» Brief
A complete, unaltered copy of the listing is needed. Write it out.

» Data to use
+++
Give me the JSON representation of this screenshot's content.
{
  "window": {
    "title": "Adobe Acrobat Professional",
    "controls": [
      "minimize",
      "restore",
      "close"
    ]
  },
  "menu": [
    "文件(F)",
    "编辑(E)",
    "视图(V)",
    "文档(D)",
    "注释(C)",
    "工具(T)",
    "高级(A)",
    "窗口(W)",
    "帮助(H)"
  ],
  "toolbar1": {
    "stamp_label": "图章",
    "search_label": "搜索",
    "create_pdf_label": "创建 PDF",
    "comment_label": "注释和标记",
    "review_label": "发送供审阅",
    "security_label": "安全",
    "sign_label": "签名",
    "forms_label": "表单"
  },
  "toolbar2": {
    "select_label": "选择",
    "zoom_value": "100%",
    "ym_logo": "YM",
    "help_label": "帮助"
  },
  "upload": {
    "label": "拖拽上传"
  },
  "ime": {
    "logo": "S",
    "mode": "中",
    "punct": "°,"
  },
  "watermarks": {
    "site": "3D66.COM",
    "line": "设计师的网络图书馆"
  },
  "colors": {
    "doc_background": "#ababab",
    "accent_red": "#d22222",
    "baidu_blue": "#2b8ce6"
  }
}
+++
» Answer area
Give me the JSON representation of this screenshot's content.
{
  "window": {
    "title": "Adobe Acrobat Professional",
    "controls": [
      "minimize",
      "restore",
      "close"
    ]
  },
  "menu": [
    "文件(F)",
    "编辑(E)",
    "视图(V)",
    "文档(D)",
    "注释(C)",
    "工具(T)",
    "高级(A)",
    "窗口(W)",
    "帮助(H)"
  ],
  "toolbar1": {
    "stamp_label": "图章",
    "search_label": "搜索",
    "create_pdf_label": "创建 PDF",
    "comment_label": "注释和标记",
    "review_label": "发送供审阅",
    "security_label": "安全",
    "sign_label": "签名",
    "forms_label": "表单"
  },
  "toolbar2": {
    "select_label": "选择",
    "zoom_value": "100%",
    "ym_logo": "YM",
    "help_label": "帮助"
  },
  "upload": {
    "label": "拖拽上传"
  },
  "ime": {
    "logo": "S",
    "mode": "中",
    "punct": "°,"
  },
  "watermarks": {
    "site": "3D66.COM",
    "line": "设计师的网络图书馆"
  },
  "colors": {
    "doc_background": "#ababab",
    "accent_red": "#d22222",
    "baidu_blue": "#2b8ce6"
  }
}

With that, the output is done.